### THE PROBLEM
Note every line in the entries that contains the string "icon", and copy it.

### SUPPLIED ENTRIES
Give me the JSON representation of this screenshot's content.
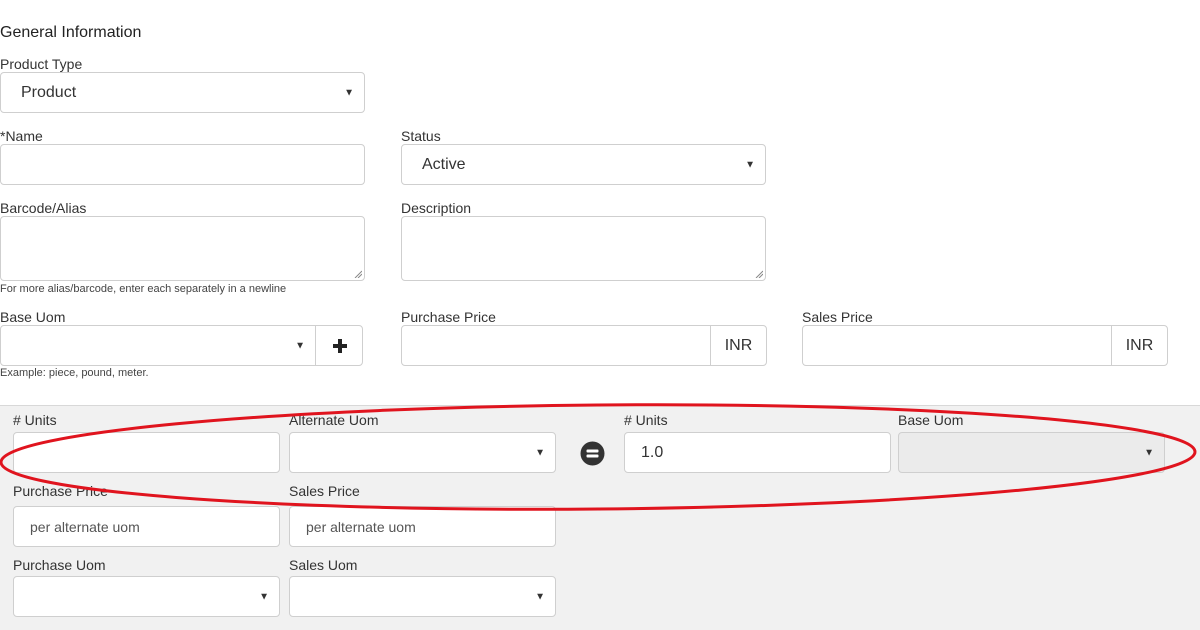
{
  "section_title": "General Information",
  "product_type": {
    "label": "Product Type",
    "value": "Product"
  },
  "name": {
    "label": "*Name",
    "value": ""
  },
  "status": {
    "label": "Status",
    "value": "Active"
  },
  "barcode": {
    "label": "Barcode/Alias",
    "help": "For more alias/barcode, enter each separately in a newline"
  },
  "description": {
    "label": "Description"
  },
  "base_uom": {
    "label": "Base Uom",
    "help": "Example: piece, pound, meter.",
    "add_icon": "plus-icon"
  },
  "purchase_price": {
    "label": "Purchase Price",
    "currency": "INR"
  },
  "sales_price": {
    "label": "Sales Price",
    "currency": "INR"
  },
  "alternate": {
    "units_label": "# Units",
    "alt_uom_label": "Alternate Uom",
    "equals_icon": "equals-icon",
    "base_units_label": "# Units",
    "base_units_value": "1.0",
    "base_uom_label": "Base Uom",
    "purchase_price_label": "Purchase Price",
    "purchase_price_placeholder": "per alternate uom",
    "sales_price_label": "Sales Price",
    "sales_price_placeholder": "per alternate uom",
    "purchase_uom_label": "Purchase Uom",
    "sales_uom_label": "Sales Uom"
  },
  "annotation": {
    "shape": "ellipse",
    "color": "#e0141e"
  }
}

### SOLVED EXERCISE
    "add_icon": "plus-icon"
    "equals_icon": "equals-icon",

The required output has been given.